Instead of the RAM-crunching multi-dimensional, high tech video games that used to consume my weekends, I often have spent them honing my skill as a chess player. Chess looks boring and annoying, and to most, it is. It is outdated, oversimplified, and completely devoid of color. But within the 64 black and white tiles, there is an element of freedom that has never been present in any other game devised by man. From the first move, there are literally hundreds of options, thousands of openings and an infinite amount of games. When stripped of colors, details, and technology, the game becomes the closest thing to a battle of minds on earth.
Each player, through the way that they navigate the board in the effort of achieving the mate, forms their own personality. Though the greats are best known for their personalities, each developed chess player has their own flairs and tendencies. Blackburne was like Picasso with mating sequences, Carlsen is notorious for his calm positioning and patience of a man at least three times his age.

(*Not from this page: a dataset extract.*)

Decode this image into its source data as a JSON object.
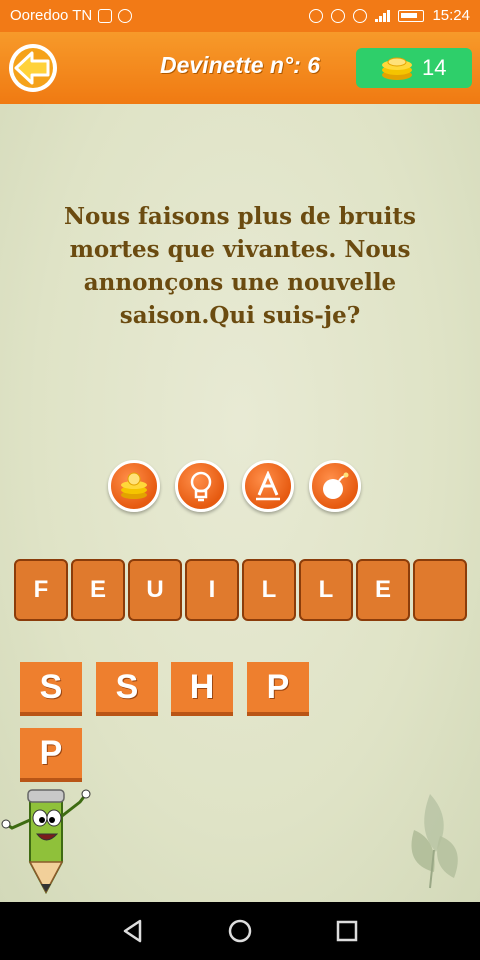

Past a certain threshold of understanding the rules and working to understand the rules and subtleties of the game, the game begins to show off your style. Are you passive or are you aggressive? Are you strong positionally, or tactically? The game will not only teach you the methodology and thinking patterns that world champions follow, but also will teach you quite a bit about yourself.